And then it worked. I was able to build a client base of like-minded contractors who understood my new value proposition. The most common response I receive is “man, I wish I’d known this service existed years ago.” The solution was simple and folks find it difficult to imagine how they ran their businesses without it.
Fast-forward a couple years and my rebel spirit just keeps leaking out. I’ve got a library of YouTube videos getting hundreds of views every month. The seeds of discontent have been planted.

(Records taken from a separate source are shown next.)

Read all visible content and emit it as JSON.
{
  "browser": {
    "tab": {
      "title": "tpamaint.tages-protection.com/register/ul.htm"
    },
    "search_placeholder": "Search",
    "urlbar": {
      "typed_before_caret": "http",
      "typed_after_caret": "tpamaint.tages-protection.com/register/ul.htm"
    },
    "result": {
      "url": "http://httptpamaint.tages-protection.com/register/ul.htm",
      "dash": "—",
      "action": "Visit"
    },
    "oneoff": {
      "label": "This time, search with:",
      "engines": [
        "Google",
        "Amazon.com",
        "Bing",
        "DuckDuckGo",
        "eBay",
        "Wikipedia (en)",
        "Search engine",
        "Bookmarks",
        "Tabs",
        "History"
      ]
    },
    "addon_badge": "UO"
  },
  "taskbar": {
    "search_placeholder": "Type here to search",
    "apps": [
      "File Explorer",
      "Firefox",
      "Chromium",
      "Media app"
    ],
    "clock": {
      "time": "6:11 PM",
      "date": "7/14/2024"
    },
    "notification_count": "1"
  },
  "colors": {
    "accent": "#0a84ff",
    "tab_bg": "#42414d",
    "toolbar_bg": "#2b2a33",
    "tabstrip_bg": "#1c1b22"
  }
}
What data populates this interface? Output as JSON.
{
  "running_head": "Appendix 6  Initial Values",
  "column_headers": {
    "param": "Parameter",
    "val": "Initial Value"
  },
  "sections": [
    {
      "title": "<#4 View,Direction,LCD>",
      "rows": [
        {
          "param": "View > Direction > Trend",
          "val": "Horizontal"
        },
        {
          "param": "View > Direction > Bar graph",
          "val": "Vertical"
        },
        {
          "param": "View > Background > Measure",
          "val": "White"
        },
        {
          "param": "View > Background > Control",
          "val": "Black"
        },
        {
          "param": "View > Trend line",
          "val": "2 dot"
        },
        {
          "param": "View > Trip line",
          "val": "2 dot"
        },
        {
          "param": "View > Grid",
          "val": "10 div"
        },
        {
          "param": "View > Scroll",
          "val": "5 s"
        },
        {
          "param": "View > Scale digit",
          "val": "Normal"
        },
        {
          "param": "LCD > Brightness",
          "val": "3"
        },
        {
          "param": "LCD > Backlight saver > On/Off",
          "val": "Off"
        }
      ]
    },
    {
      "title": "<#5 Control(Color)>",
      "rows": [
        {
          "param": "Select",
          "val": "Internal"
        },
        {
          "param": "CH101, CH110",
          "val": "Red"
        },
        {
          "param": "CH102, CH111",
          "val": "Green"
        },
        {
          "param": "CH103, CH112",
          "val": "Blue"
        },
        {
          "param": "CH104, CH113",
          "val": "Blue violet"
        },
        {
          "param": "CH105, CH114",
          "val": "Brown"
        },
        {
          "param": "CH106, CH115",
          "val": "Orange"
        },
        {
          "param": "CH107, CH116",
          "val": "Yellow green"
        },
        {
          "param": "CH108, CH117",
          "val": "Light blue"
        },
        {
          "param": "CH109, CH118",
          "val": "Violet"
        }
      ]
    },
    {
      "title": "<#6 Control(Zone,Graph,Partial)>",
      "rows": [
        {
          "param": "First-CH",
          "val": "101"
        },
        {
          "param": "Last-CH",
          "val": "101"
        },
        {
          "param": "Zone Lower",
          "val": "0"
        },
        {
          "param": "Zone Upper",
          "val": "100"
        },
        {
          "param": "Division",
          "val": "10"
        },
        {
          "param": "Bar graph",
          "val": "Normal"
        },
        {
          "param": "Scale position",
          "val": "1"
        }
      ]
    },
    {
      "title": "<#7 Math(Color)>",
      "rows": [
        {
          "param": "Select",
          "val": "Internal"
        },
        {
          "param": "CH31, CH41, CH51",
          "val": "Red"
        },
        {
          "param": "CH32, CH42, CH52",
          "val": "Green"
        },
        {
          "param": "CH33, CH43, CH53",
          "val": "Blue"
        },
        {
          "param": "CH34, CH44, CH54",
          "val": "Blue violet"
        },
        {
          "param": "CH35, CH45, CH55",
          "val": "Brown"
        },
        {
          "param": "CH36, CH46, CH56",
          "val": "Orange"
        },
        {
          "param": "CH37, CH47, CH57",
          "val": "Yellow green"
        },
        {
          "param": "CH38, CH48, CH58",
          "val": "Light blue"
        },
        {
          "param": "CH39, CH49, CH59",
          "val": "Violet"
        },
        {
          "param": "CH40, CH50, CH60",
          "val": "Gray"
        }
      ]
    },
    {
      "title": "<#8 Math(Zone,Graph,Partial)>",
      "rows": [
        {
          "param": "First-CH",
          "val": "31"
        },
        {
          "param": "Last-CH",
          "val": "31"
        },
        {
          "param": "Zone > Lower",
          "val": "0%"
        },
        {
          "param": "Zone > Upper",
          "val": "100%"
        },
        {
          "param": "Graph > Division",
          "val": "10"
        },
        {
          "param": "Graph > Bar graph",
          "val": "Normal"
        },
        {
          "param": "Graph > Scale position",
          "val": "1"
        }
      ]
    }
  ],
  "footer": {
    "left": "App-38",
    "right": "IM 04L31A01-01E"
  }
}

I’ve worked for more restoration companies than I care to admit. I’ve worked in the good times and lived in the bad times. I have seen how the restoration industry has changed, and can see a better future. And, yes, I’ve been fairly vocal about it. When I see carriers and TPAs telling contractors how to run their businesses, I can’t just look the other way.
My platform began to really take shape in the fall of 2016. Weekly phone calls and daily emails from complete strangers became something I could no longer just ignore. “Andy, I’ve been following what you’re doing...” or “I’ve watched every one of your videos...” and “what can I do to help?”
My inner rebel had begun to touch YOUR inner rebel
Why isn’t anyone saying anything? Aren’t we all experiencing the same problems? Am I the only one who has to fight carriers for every little thing? Don’t we have industry groups who can advocate on our behalf?
What about the big franchises? Don’t they feel the same pain?
The restoration industry today is like a pot of boiling frogs. The water used to be a nice temp. We all hopped in and started swimming around. Profits were acceptable, growth was the norm, and we all got along fairly well.
Then someone started turning up the heat. With the rise of TPAs and vendor programs, it has never been more difficult to be a restoration contractor. Endless middlemen are taking their cuts and good businesses are going under every day. The industry service providers are the frogs, and the water is now boiling.
We need more leaders showing us the better path. No one is advocating and working to help the restoration contractor.
Except US. We are the Rebels.
We are contractors who believe in serving one client: the insured. Our loyalty is not for sale.
We believe that restoration is a craft which cannot be taught in a three-day seminar. We know that when things get tough, it is our reputations and relationships in our local markets which will see us through.
We believe the only one who will help us, IS us. The only survivors of the impending transformation of the P&C market will be those who are proactively changing their processes now.
The RESTORATION2.0 Movement exists to help restoration owners and operators survive the impending market shakeup, and thrive in the NEXT version of the restoration industry. Our purpose is the affect the claims process for outcomes which best benefit our client: the insured.
As we gain momentum, the Rebels are coming together for the Restoration 2.018 event in Nashville this May 4-5th. To learn more, head over to RestorationRebels.com.